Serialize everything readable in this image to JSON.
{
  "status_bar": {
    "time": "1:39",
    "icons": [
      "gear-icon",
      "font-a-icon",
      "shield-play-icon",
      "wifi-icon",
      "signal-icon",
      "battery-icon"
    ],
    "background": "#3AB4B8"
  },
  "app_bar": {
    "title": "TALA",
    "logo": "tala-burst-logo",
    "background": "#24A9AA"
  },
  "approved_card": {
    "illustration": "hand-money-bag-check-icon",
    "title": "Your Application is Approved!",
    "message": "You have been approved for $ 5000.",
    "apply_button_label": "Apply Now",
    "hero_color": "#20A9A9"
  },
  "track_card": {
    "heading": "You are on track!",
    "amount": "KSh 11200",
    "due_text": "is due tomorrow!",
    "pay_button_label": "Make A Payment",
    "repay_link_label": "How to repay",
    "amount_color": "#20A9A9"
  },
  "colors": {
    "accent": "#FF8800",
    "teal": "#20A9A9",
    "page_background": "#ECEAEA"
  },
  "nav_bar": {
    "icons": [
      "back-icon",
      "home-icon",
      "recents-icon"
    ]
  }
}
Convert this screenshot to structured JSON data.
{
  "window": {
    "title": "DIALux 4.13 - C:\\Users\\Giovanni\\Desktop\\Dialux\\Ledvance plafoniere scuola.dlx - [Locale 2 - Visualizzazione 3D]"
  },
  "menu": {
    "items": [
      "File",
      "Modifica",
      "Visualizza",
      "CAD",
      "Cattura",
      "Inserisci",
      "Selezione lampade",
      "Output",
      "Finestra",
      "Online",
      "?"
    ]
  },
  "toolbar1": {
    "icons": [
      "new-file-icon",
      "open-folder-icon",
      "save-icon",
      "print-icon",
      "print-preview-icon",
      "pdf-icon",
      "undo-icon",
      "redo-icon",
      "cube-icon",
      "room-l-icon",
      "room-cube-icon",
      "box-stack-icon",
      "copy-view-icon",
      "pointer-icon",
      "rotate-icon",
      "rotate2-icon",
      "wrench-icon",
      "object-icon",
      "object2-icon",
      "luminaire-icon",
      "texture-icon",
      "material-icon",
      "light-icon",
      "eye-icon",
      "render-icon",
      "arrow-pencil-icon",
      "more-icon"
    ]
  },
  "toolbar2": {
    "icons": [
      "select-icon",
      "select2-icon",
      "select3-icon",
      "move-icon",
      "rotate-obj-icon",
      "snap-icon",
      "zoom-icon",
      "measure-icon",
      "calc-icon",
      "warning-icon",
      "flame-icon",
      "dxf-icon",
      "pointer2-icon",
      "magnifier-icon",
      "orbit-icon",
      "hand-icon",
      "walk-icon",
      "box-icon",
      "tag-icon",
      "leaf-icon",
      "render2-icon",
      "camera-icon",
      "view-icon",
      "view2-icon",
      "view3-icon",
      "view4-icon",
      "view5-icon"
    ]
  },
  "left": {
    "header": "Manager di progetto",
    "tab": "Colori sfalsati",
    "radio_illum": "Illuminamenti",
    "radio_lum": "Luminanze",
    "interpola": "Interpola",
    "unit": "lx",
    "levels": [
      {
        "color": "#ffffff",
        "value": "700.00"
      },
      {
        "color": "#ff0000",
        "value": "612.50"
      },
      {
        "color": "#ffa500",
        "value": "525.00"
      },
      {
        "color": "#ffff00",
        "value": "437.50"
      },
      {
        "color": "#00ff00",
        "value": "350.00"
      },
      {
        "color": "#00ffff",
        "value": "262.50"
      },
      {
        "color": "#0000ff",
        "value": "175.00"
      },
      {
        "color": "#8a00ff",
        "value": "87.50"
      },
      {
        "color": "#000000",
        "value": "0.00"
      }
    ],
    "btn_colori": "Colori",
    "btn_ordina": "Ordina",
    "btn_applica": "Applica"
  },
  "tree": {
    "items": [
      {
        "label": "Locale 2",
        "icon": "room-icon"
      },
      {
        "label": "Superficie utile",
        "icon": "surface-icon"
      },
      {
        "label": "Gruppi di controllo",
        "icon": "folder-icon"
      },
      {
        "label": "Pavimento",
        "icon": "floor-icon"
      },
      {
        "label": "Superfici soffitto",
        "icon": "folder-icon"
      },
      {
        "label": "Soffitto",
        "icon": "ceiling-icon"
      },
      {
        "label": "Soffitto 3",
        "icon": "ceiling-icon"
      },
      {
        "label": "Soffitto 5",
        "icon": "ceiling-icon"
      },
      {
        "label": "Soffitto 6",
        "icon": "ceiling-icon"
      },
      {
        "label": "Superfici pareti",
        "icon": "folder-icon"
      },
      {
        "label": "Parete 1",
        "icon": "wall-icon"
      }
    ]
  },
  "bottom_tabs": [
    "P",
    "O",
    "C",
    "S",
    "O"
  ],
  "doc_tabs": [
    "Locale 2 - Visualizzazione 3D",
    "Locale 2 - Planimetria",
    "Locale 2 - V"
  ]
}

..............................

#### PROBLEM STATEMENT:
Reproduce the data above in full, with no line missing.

#### WRITTEN RESPONSE:
Serialize everything readable in this image to JSON.
{
  "status_bar": {
    "time": "1:39",
    "icons": [
      "gear-icon",
      "font-a-icon",
      "shield-play-icon",
      "wifi-icon",
      "signal-icon",
      "battery-icon"
    ],
    "background": "#3AB4B8"
  },
  "app_bar": {
    "title": "TALA",
    "logo": "tala-burst-logo",
    "background": "#24A9AA"
  },
  "approved_card": {
    "illustration": "hand-money-bag-check-icon",
    "title": "Your Application is Approved!",
    "message": "You have been approved for $ 5000.",
    "apply_button_label": "Apply Now",
    "hero_color": "#20A9A9"
  },
  "track_card": {
    "heading": "You are on track!",
    "amount": "KSh 11200",
    "due_text": "is due tomorrow!",
    "pay_button_label": "Make A Payment",
    "repay_link_label": "How to repay",
    "amount_color": "#20A9A9"
  },
  "colors": {
    "accent": "#FF8800",
    "teal": "#20A9A9",
    "page_background": "#ECEAEA"
  },
  "nav_bar": {
    "icons": [
      "back-icon",
      "home-icon",
      "recents-icon"
    ]
  }
}
Convert this screenshot to structured JSON data.
{
  "window": {
    "title": "DIALux 4.13 - C:\\Users\\Giovanni\\Desktop\\Dialux\\Ledvance plafoniere scuola.dlx - [Locale 2 - Visualizzazione 3D]"
  },
  "menu": {
    "items": [
      "File",
      "Modifica",
      "Visualizza",
      "CAD",
      "Cattura",
      "Inserisci",
      "Selezione lampade",
      "Output",
      "Finestra",
      "Online",
      "?"
    ]
  },
  "toolbar1": {
    "icons": [
      "new-file-icon",
      "open-folder-icon",
      "save-icon",
      "print-icon",
      "print-preview-icon",
      "pdf-icon",
      "undo-icon",
      "redo-icon",
      "cube-icon",
      "room-l-icon",
      "room-cube-icon",
      "box-stack-icon",
      "copy-view-icon",
      "pointer-icon",
      "rotate-icon",
      "rotate2-icon",
      "wrench-icon",
      "object-icon",
      "object2-icon",
      "luminaire-icon",
      "texture-icon",
      "material-icon",
      "light-icon",
      "eye-icon",
      "render-icon",
      "arrow-pencil-icon",
      "more-icon"
    ]
  },
  "toolbar2": {
    "icons": [
      "select-icon",
      "select2-icon",
      "select3-icon",
      "move-icon",
      "rotate-obj-icon",
      "snap-icon",
      "zoom-icon",
      "measure-icon",
      "calc-icon",
      "warning-icon",
      "flame-icon",
      "dxf-icon",
      "pointer2-icon",
      "magnifier-icon",
      "orbit-icon",
      "hand-icon",
      "walk-icon",
      "box-icon",
      "tag-icon",
      "leaf-icon",
      "render2-icon",
      "camera-icon",
      "view-icon",
      "view2-icon",
      "view3-icon",
      "view4-icon",
      "view5-icon"
    ]
  },
  "left": {
    "header": "Manager di progetto",
    "tab": "Colori sfalsati",
    "radio_illum": "Illuminamenti",
    "radio_lum": "Luminanze",
    "interpola": "Interpola",
    "unit": "lx",
    "levels": [
      {
        "color": "#ffffff",
        "value": "700.00"
      },
      {
        "color": "#ff0000",
        "value": "612.50"
      },
      {
        "color": "#ffa500",
        "value": "525.00"
      },
      {
        "color": "#ffff00",
        "value": "437.50"
      },
      {
        "color": "#00ff00",
        "value": "350.00"
      },
      {
        "color": "#00ffff",
        "value": "262.50"
      },
      {
        "color": "#0000ff",
        "value": "175.00"
      },
      {
        "color": "#8a00ff",
        "value": "87.50"
      },
      {
        "color": "#000000",
        "value": "0.00"
      }
    ],
    "btn_colori": "Colori",
    "btn_ordina": "Ordina",
    "btn_applica": "Applica"
  },
  "tree": {
    "items": [
      {
        "label": "Locale 2",
        "icon": "room-icon"
      },
      {
        "label": "Superficie utile",
        "icon": "surface-icon"
      },
      {
        "label": "Gruppi di controllo",
        "icon": "folder-icon"
      },
      {
        "label": "Pavimento",
        "icon": "floor-icon"
      },
      {
        "label": "Superfici soffitto",
        "icon": "folder-icon"
      },
      {
        "label": "Soffitto",
        "icon": "ceiling-icon"
      },
      {
        "label": "Soffitto 3",
        "icon": "ceiling-icon"
      },
      {
        "label": "Soffitto 5",
        "icon": "ceiling-icon"
      },
      {
        "label": "Soffitto 6",
        "icon": "ceiling-icon"
      },
      {
        "label": "Superfici pareti",
        "icon": "folder-icon"
      },
      {
        "label": "Parete 1",
        "icon": "wall-icon"
      }
    ]
  },
  "bottom_tabs": [
    "P",
    "O",
    "C",
    "S",
    "O"
  ],
  "doc_tabs": [
    "Locale 2 - Visualizzazione 3D",
    "Locale 2 - Planimetria",
    "Locale 2 - V"
  ]
}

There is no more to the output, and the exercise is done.